2018 was just two days old when the almost inevitable pledge to volunteer was issued. This time, the International Voluntary Service (IVS) launched a volunteer pledge, calling on the public to say they will volunteer this year. As Civil Society Media reported:
“IVS is running the campaign, with a budget of £20,000. The campaign aims to combat the decline in volunteering after figures published last year by the Office for National Statistics that show that volunteering levels have declined by 15 percent over a decade.”
A number of high profile charities are supporting the pledge, including Oxfam, Royal Voluntary Service, PDSA, Leonard Cheshire, Volunteer Scotland and Sense Scotland. Knowing these organisations, I am sure the pledge is well intentioned – they would not support it otherwise. But it isn’t what we need if we want to see a transformation of volunteering in 2018.
Here are just two reasons why.
- Pledges do not necessarily result in action. The great British public are ever generous with their time and money, but both of those resources are harder and harder to spare. So, when asked to consider volunteering, many people say yes and then struggle to turn their good intentions into action.In the coming weeks we will no doubt hear how many people have responded to this pledge and, on one level, that will be a good thing. But past experience teaches that the number of those who actually go on and give their time will be far lower.
Which brings me to my second point…
- Asking people to give time isn’t the answer. Many already do, we are a generous nation with volunteering written into the fabric of our society, however invisible that may be on a day-to-day basis. What we need is a shift in the attitude and approach of Volunteer Involving Organisations.A shift that doesn’t blame the public for not volunteering, recognising instead that people don’t want to give some of their precious time to do what so many organisations are offering.
A shift which recognises the experience people have and what they achieve is more important than how many people volunteer and how many hours are given.
A shift that sees volunteer involving organisations creating new, different roles that meet the availabilities, interests, skills and passions of today’s volunteers.
A shift that sees proper investment in volunteer engagement, not merely platitudes and lip-service from sector leaders, politicians and funders.
In conclusion, I commend IVS and their partners for giving volunteering some attention as 2018 gets underway, but call on everyone in the sector to use this year to recognise that change will not come from campaigns like this.

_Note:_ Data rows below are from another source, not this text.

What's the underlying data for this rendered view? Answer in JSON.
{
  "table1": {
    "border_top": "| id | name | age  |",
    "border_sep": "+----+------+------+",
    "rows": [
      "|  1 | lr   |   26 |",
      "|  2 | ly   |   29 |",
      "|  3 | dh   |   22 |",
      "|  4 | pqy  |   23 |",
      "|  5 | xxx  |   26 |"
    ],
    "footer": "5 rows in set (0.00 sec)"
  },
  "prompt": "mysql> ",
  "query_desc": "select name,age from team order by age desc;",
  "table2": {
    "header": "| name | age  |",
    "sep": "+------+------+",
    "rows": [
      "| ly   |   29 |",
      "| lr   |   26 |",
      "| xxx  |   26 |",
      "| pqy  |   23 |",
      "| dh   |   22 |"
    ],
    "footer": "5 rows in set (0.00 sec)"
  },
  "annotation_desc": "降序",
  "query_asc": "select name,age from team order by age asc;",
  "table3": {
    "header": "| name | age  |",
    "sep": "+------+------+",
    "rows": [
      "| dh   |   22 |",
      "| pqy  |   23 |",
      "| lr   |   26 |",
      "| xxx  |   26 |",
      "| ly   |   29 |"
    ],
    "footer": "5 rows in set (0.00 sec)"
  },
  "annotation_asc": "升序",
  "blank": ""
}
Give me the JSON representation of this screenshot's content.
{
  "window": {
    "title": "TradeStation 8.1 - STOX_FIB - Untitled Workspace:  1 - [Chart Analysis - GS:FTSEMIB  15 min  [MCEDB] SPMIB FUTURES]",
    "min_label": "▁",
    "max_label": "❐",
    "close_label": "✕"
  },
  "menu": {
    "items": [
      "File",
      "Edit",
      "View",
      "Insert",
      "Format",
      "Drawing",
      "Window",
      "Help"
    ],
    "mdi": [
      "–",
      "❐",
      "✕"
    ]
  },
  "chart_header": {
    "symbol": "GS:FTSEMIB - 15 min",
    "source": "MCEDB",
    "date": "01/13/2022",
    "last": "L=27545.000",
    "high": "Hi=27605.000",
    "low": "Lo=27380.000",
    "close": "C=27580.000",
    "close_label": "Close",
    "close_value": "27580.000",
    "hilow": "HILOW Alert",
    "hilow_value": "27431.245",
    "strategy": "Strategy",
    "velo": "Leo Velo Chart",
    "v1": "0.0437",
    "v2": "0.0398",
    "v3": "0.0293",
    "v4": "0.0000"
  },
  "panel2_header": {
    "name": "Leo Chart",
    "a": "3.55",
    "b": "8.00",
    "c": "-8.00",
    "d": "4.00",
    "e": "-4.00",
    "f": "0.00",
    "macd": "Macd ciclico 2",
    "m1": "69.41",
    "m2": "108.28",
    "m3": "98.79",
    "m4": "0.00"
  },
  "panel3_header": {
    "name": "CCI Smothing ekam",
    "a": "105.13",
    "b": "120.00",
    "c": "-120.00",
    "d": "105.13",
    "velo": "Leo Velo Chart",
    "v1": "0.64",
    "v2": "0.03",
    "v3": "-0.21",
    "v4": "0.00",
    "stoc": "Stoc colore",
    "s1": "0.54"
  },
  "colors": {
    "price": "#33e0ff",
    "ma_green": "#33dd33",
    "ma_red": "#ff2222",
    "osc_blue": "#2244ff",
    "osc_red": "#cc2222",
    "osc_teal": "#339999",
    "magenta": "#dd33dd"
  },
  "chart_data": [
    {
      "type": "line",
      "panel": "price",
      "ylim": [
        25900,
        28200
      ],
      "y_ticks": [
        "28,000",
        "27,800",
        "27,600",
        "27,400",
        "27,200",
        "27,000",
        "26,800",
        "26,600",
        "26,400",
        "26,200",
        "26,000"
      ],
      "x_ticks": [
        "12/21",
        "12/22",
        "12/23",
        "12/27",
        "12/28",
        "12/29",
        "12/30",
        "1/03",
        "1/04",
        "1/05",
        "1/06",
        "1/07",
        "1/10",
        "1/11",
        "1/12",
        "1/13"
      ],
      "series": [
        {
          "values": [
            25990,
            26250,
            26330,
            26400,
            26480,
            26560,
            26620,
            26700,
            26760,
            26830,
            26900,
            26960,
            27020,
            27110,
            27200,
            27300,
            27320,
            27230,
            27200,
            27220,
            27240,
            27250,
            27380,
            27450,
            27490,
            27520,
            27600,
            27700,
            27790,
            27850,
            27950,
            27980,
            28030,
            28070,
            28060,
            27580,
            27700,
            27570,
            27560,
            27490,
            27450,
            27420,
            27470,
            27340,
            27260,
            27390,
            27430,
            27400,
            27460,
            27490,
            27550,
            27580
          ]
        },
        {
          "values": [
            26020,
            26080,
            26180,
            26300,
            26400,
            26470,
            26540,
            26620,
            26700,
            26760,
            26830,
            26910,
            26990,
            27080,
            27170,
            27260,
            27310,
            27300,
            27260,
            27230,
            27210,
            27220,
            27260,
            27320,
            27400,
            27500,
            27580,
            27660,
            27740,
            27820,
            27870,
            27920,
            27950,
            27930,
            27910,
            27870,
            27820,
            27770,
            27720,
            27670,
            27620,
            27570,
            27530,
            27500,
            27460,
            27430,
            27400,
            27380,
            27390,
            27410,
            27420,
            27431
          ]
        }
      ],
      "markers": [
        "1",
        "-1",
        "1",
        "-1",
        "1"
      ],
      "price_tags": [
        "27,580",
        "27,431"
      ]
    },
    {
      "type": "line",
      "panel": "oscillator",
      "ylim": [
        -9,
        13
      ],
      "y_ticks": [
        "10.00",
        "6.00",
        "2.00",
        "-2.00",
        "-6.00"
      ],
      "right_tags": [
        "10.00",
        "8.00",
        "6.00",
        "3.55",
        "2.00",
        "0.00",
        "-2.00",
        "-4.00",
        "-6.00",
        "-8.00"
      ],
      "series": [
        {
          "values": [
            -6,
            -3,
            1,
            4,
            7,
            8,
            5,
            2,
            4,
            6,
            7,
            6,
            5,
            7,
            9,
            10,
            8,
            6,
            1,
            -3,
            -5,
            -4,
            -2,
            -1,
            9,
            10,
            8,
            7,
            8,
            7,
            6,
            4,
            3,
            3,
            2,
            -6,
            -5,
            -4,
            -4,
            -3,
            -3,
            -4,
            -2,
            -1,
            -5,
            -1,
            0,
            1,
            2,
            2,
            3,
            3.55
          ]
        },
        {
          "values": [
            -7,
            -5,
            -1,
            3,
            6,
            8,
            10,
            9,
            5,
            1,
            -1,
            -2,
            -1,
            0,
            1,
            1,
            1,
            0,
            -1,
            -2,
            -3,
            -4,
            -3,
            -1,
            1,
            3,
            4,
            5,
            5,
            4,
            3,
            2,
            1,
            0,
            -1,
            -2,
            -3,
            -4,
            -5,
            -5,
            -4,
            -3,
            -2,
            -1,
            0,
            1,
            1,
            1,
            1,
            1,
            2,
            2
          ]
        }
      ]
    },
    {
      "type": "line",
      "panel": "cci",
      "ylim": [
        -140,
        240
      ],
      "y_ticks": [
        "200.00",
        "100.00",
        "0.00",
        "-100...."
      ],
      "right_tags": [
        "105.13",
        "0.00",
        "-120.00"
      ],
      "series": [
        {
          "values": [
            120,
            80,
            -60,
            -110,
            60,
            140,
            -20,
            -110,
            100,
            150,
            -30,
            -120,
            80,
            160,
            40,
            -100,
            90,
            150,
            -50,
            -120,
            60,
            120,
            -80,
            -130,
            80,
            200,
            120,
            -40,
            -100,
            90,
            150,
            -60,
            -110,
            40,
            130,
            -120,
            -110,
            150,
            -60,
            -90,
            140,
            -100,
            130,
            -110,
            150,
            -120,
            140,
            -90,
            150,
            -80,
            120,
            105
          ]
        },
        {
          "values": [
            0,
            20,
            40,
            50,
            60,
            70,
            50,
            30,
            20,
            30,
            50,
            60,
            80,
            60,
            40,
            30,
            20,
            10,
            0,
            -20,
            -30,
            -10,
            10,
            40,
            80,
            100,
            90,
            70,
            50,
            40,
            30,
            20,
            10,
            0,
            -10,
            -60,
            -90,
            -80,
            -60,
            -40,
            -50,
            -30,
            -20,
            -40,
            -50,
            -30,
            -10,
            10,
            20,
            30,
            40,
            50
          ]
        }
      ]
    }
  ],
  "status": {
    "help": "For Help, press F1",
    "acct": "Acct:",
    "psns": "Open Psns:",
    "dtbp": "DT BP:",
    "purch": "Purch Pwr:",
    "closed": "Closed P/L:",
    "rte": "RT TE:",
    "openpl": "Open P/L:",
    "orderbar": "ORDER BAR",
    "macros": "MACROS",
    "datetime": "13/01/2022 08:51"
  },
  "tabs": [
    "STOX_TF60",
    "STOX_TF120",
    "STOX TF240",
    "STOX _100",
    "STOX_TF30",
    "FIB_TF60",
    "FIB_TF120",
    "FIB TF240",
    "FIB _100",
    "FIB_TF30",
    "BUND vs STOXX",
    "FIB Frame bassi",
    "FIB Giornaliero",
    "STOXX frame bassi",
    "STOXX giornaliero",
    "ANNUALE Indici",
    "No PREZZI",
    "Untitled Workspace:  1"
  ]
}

If we do what we’ve always done, we’ll get what we’ve always got.
If you’d like to find out how Rob Jackson Consulting Ltd can help your organisation change to meet the demands of 21st Century volunteers then get in touch. We’d love to hear from you and work with you to engage and inspire your people to bring about change.